On the client side we use the function jQuery.getJSON().

To demonstrate the use, we need to write 2 components. One component is the page, which displays the screen and requests the data and the other component processes that request and sends the result back in JSON format.

In our example we create a screen, which shows a product in a table with buttons to request the next and previous product. For simplicity we omit any kind of error handling.

So here is our screen, which shows the products:

<!doctype html>
<html>
<head>
  <title>Products</title>
  <script type="text/javascript" src="/jquery.js"></script>

  <script>
    var currentRec = 0;
    function loadData() {
      $.getJSON('getproduct',
        {
          recno: currentRec
        },
        function (product) {
          $("#name").html(product.name);
          $("#price").html(product.price);
        });
    }

    $(function() {
      $("#prev").click(function () {
        if (currentRec > 0)
        {
          --currentRec;
          loadData();
        }
      });

      $("#next").click(function () {
        ++currentRec;
        loadData();
      });

      loadData();  // initialize screen by loading the first record
    });
  </script>

</head>
<body>
  <h1>Products</h1>
  <table>
   <tr>
    <th>Name</th>
    <td><span id="name"></span></td>
   <tr>
   <tr>
    <th>Price</th>
    <td><span id="price"></span></td>
   </tr>
  <table>
  <input type="button" id="prev" value="previous">
  <input type="button" id="next" value="next">
</body>
</html>

The html part shows a simple table with one product. In the JavaScript part we define a variable currentRec which holds the current record number and a function loadData which loads the current record into the screen using JSON.

We implement and bind appropriate JavaScript functions for the two buttons to load the next or previous records.

The function $.getJSON expects a JSON result and calls the callback function when the reply returns with success. In that callback we get the JSON stucture already parsed. So it is very easy to access the members of our product. Note that we pass the requested record number as recno to the server.

In the next step we need to implement the server side component, which returns the selected record.

Here is the code:

<%args>
unsigned recno;
</%args>
<%pre>

#include <cxxtools/serializationinfo.h>
#include <cxxtools/jsonserializer.h>

// we define a data structure:
struct Product
{
  std::string name;
  double price;
};

// to convert the struct to JSON we need to make it serializable by defining a
// serialization operator for that:
inline void operator<<= (cxxtools::SerializationInfo& si, const Product& product)
{
  si.addMember("name") <<= product.name;
  si.addMember("price") <<= product.price;
}

// This is our "database"
Product products[] = {
  { "Milk", 1.5 },
  { "Honey", 3.2 }
};

const unsigned productCount = sizeof(products)/sizeof(Product);

</%pre>
<%cpp>

  if (recno < productCount)
  {
    // convert the selected record to JSON using the JSON serializer of cxxtools:
    cxxtools::JsonSerializer serializer(reply.out());
    serializer.serialize(products[recno]);
  }

</%cpp>

Here we define a C++ structure and make it serializable by defining the serialization operator.

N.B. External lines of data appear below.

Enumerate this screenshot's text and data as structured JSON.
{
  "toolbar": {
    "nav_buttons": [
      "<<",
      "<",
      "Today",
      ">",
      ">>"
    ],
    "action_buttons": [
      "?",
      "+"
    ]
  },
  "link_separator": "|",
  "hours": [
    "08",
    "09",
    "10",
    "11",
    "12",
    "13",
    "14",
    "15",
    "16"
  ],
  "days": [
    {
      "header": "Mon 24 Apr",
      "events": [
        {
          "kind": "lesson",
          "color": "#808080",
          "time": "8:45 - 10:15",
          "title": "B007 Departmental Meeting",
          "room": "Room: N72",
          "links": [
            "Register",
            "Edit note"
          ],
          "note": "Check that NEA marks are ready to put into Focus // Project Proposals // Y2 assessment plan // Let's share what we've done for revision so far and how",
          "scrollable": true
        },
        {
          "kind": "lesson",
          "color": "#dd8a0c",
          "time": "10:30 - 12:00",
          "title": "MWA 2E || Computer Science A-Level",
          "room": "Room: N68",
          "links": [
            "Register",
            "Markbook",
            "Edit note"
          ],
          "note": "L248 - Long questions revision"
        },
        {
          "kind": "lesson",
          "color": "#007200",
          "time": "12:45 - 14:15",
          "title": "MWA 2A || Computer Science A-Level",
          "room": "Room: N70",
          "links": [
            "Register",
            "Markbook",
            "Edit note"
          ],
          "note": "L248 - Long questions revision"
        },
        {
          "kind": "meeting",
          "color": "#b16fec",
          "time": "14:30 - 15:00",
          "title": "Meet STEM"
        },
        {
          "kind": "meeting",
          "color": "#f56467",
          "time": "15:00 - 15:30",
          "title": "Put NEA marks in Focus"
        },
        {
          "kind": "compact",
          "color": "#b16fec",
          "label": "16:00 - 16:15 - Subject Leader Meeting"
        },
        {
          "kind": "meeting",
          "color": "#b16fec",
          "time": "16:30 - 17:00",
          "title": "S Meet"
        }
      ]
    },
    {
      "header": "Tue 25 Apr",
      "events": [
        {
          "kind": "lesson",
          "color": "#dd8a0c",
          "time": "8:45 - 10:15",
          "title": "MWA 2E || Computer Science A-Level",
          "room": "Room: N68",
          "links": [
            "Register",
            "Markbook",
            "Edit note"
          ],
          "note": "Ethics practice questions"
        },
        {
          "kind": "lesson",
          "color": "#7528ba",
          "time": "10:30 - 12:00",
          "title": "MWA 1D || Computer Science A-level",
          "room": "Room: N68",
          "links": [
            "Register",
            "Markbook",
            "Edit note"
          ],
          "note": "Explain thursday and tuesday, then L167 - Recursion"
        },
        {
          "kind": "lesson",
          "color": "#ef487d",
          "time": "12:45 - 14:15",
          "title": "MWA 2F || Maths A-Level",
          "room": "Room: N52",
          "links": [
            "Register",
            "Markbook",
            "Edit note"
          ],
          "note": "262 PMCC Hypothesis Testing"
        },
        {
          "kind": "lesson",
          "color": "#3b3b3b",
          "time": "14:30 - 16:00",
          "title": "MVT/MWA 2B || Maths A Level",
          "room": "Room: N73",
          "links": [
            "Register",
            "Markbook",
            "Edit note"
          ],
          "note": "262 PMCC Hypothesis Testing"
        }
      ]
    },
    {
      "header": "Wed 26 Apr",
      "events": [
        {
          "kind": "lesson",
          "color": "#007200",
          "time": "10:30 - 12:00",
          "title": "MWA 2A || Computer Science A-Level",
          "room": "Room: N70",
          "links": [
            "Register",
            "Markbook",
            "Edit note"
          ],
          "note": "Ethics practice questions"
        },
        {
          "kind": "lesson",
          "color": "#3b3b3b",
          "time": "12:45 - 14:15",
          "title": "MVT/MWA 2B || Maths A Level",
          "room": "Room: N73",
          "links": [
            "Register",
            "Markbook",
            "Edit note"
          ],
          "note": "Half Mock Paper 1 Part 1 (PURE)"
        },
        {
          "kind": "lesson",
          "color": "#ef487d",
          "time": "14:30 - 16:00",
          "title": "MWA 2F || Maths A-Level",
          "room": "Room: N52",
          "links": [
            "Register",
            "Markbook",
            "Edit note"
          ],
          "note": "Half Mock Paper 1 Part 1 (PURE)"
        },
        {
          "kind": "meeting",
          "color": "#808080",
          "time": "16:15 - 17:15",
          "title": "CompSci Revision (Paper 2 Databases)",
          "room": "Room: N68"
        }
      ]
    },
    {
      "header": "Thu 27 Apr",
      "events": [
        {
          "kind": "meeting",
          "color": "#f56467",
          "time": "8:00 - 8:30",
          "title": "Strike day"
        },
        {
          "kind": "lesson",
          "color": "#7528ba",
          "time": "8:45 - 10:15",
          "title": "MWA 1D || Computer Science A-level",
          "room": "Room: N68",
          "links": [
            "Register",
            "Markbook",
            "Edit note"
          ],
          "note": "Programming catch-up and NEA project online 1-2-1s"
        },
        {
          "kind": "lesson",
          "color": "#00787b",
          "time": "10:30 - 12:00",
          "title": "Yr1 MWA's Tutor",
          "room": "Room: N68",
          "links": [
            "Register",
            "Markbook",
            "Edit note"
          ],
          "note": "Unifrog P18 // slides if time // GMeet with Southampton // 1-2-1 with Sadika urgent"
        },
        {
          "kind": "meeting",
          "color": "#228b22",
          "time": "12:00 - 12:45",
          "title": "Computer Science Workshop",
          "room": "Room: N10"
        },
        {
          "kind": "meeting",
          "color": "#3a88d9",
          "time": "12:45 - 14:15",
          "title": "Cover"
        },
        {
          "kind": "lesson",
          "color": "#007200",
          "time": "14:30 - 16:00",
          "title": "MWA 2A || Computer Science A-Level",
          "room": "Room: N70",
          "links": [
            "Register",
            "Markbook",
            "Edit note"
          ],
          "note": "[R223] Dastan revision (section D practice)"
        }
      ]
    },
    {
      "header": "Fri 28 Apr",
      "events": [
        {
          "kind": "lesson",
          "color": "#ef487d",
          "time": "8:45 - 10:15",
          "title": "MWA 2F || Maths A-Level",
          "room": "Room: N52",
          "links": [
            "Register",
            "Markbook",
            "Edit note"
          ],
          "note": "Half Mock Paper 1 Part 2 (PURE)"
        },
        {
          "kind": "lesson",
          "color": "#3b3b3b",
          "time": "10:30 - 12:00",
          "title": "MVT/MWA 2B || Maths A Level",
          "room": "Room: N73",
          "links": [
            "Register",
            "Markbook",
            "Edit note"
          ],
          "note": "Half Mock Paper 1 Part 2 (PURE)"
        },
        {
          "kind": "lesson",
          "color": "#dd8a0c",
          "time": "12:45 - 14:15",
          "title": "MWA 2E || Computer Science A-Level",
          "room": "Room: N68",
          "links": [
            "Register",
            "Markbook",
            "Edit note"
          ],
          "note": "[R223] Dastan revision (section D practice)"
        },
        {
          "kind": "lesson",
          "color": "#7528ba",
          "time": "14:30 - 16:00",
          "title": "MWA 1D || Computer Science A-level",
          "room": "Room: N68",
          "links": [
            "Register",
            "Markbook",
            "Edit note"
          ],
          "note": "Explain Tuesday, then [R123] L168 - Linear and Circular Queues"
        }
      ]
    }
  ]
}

In a real world project we would implement that in separate C++ files and headers but here we just put it inline into our component.

We simulate a database using just a static array of products.

Using cxxtools::JsonSerializer we convert the requested product into JSON format, which can be easily processed on the client side using JavaScript as seen above.

Conclusion

Using jQuery with tntnet it is easy to create powerful and highly responsive applications. Tntnet gives the developer the power and flexibility on the server side. jQuery makes it easy on the client side.

Using the serialization it is even easy to use C++ data structures in JavaScript code.

The demonstration code can be found at github.